…How does one get answers to scientific questions, or get new technologies developed? By using the hive-mind. There are online boards and forums. You go there, offer virtual money, and the collective effort of the people on there provides you the answer in a timely fashion. It is so powerful that you can rely on the people to design you a new technology according to your specifications, and do it in time for you to go ahead with your plans, certain that the technology will be available to you at the time when you need it…
Just like in the fictional world of Vinge, the projected future world of Nielsen has in it a place for scientists trained in a traditional way, employed by traditional institutions, funded in traditional ways. After all, much of research is expensive, requires large investment in infrastructure and generally cannot be done at home in one’s garage. But, like Vinge, Nielsen imagines a world in which those scientists are not isolated from the rest of the world – they are dependent on the broad participation of many other people, with varying degrees of expertise: some collect data, some are good thinkers, some lend their computers to it, others provide a little extra funding for particular small projects. This is a vision of a world in which science is just one integral part of the general process of discovery of knowledge, which is one integral part of what the world normally does every day anyway.

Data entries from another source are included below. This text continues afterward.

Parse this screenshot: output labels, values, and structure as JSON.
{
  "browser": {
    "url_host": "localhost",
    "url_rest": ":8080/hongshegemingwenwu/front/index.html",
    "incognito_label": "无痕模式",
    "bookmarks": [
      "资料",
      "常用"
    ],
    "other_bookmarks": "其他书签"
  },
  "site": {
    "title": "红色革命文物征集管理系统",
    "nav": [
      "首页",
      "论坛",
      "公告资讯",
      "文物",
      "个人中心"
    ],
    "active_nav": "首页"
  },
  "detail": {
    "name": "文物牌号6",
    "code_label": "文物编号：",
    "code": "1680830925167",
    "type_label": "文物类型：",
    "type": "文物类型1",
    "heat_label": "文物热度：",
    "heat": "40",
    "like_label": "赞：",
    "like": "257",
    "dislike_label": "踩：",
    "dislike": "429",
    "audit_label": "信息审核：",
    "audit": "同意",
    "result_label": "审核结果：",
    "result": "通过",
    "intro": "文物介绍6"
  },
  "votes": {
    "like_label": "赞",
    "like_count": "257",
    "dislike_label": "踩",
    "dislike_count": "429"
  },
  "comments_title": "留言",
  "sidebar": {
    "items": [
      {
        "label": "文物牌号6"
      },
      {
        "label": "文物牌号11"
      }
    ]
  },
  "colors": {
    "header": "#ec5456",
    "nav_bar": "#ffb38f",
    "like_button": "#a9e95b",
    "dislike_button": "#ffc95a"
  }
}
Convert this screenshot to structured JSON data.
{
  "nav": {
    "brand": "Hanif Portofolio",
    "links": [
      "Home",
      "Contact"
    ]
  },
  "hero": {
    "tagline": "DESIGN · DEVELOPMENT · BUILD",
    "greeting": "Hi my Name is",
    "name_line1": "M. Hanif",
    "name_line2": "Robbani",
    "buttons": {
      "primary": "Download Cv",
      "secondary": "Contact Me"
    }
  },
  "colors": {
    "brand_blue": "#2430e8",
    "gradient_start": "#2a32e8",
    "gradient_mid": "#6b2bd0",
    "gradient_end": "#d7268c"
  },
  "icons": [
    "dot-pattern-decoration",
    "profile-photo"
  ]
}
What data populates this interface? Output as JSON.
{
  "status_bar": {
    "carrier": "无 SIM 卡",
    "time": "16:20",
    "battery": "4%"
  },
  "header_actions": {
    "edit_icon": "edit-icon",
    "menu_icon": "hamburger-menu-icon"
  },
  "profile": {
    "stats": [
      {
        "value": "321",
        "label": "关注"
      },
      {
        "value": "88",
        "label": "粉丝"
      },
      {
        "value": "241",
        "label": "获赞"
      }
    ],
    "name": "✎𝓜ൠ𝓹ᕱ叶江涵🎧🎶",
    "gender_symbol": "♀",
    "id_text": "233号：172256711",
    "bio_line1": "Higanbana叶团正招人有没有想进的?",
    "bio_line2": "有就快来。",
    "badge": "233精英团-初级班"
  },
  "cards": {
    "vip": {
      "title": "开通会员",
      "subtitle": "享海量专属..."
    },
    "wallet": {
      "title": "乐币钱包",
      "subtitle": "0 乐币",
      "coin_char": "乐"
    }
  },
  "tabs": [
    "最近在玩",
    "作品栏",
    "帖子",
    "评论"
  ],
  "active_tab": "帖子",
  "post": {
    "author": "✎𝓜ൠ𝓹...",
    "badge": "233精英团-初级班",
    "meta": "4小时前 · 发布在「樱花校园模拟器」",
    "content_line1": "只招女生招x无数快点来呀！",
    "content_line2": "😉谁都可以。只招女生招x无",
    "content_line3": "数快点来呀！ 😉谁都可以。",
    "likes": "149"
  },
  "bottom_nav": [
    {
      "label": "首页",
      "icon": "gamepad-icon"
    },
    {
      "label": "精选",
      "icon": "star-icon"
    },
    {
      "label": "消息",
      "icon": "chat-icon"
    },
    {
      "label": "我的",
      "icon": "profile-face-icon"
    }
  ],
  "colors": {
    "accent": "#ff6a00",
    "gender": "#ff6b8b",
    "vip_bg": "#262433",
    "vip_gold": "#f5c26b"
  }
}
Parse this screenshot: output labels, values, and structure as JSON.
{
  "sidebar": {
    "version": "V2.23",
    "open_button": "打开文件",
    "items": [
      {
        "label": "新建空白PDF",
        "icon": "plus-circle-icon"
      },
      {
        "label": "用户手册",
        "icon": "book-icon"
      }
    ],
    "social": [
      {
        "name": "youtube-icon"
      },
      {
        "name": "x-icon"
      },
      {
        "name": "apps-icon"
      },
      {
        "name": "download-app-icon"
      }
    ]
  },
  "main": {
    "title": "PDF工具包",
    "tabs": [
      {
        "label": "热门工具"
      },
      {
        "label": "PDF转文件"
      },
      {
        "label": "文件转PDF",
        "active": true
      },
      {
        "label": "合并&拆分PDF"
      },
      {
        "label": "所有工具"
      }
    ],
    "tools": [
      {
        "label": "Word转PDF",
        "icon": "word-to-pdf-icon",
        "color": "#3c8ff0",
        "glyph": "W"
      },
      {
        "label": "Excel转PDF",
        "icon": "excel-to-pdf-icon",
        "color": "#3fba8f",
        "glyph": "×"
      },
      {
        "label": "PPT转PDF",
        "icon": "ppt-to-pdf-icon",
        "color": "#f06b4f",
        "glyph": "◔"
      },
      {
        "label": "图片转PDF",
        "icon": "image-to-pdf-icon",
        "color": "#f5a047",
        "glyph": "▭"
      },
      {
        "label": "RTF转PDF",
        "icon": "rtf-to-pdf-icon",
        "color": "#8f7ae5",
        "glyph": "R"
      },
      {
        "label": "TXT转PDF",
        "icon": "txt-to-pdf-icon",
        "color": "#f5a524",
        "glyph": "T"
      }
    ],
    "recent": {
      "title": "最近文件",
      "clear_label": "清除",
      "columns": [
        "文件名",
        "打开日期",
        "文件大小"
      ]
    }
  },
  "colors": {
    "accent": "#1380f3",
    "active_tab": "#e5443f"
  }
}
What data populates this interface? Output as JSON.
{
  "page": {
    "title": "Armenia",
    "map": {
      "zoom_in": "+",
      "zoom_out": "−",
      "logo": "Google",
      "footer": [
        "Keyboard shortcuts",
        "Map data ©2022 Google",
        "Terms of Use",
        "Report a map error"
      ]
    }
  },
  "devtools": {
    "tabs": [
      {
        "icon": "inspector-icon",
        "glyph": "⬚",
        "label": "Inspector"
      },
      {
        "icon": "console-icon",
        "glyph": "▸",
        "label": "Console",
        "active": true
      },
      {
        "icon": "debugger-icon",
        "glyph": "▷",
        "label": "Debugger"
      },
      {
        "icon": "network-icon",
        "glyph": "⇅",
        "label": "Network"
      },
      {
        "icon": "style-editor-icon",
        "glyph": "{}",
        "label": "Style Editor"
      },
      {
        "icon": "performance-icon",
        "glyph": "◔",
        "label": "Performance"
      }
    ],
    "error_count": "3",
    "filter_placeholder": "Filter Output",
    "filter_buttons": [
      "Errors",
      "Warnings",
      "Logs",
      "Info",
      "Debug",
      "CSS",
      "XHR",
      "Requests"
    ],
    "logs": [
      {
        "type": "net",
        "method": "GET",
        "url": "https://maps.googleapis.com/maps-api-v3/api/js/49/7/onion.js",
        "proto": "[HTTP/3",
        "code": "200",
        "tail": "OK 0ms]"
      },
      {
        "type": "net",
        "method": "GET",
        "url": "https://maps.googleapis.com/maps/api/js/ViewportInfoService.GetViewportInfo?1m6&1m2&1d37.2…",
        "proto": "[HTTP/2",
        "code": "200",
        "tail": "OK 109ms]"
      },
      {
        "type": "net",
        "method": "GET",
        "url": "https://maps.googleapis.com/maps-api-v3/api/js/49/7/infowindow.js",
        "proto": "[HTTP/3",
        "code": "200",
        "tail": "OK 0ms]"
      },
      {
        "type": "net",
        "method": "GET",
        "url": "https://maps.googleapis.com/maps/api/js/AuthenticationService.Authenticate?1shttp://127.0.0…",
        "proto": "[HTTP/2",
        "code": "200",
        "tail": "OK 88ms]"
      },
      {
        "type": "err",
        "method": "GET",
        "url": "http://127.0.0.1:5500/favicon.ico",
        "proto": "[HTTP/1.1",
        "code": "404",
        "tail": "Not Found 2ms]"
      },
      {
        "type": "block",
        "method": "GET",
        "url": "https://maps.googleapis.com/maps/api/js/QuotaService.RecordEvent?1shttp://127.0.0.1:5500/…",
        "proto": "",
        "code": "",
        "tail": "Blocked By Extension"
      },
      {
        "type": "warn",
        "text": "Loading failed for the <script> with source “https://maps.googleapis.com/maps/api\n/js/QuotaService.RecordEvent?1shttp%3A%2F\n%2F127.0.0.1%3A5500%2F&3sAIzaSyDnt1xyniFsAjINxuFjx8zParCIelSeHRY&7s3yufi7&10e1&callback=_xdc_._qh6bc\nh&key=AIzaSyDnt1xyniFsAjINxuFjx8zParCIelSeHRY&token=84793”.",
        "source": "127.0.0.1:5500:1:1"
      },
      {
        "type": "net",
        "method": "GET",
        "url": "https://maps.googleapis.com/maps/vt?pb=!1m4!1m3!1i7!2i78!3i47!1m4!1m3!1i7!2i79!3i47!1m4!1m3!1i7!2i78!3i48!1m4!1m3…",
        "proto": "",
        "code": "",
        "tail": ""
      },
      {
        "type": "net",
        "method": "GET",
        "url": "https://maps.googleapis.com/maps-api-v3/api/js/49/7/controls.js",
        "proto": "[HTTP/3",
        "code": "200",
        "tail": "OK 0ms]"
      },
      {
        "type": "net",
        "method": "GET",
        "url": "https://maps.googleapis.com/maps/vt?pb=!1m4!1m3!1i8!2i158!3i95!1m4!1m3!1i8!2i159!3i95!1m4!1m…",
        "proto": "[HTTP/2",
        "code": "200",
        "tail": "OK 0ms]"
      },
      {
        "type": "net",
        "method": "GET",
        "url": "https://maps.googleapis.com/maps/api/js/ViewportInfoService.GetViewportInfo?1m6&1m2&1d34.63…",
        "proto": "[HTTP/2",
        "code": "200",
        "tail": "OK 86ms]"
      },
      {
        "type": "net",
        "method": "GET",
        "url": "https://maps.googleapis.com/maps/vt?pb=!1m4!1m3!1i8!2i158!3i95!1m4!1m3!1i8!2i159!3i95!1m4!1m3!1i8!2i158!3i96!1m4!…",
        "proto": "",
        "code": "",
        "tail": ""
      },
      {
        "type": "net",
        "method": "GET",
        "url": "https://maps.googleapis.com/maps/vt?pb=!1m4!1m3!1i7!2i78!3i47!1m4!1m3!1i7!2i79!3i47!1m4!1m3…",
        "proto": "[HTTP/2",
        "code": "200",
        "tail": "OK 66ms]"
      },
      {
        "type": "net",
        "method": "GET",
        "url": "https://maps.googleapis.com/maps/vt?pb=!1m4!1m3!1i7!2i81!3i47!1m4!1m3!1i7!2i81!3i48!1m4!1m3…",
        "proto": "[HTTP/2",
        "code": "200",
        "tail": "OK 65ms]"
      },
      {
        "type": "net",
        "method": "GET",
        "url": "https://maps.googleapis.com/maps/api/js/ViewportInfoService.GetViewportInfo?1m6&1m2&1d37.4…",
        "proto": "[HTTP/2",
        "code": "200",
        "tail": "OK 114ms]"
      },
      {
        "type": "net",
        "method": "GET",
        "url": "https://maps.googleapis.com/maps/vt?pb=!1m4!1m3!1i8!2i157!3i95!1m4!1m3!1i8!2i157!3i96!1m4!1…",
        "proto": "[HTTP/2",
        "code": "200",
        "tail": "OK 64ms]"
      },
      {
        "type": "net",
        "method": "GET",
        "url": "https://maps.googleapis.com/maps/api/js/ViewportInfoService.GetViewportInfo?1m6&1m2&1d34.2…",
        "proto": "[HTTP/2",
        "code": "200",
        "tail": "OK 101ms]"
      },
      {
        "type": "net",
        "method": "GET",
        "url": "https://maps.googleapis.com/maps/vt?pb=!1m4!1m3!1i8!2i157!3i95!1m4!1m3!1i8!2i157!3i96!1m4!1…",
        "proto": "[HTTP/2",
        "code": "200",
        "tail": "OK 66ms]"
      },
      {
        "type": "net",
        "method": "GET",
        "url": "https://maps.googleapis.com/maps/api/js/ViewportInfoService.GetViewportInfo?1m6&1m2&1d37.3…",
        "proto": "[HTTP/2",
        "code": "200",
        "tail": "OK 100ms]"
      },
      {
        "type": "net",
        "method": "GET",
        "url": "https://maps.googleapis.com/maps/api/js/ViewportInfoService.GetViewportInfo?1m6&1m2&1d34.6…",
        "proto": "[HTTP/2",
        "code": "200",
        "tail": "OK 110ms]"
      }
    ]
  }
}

But unlike pure speculative fiction, Nielsen’s ideas are built on a careful analysis of the past – from the anagrams of Galileo and Newton, to Henry Oldenburg and the invention of the scientific journal, to the invention of peer-review in mid-20th century, to the developments of the past couple of decades since the invention of the World Wide Web. It takes into account people and how they, being human, resist or accept new ways of doing old stuff. It points out the obstacles, and errors one can make in pushing for a more open and more collaborative research. But it also provides a blueprint for how to do it right. And this last thing is why YOU should buy this book and read it carefully – it gives you a cool-headed, calm, thoughtful analysis of the things that work. Use them.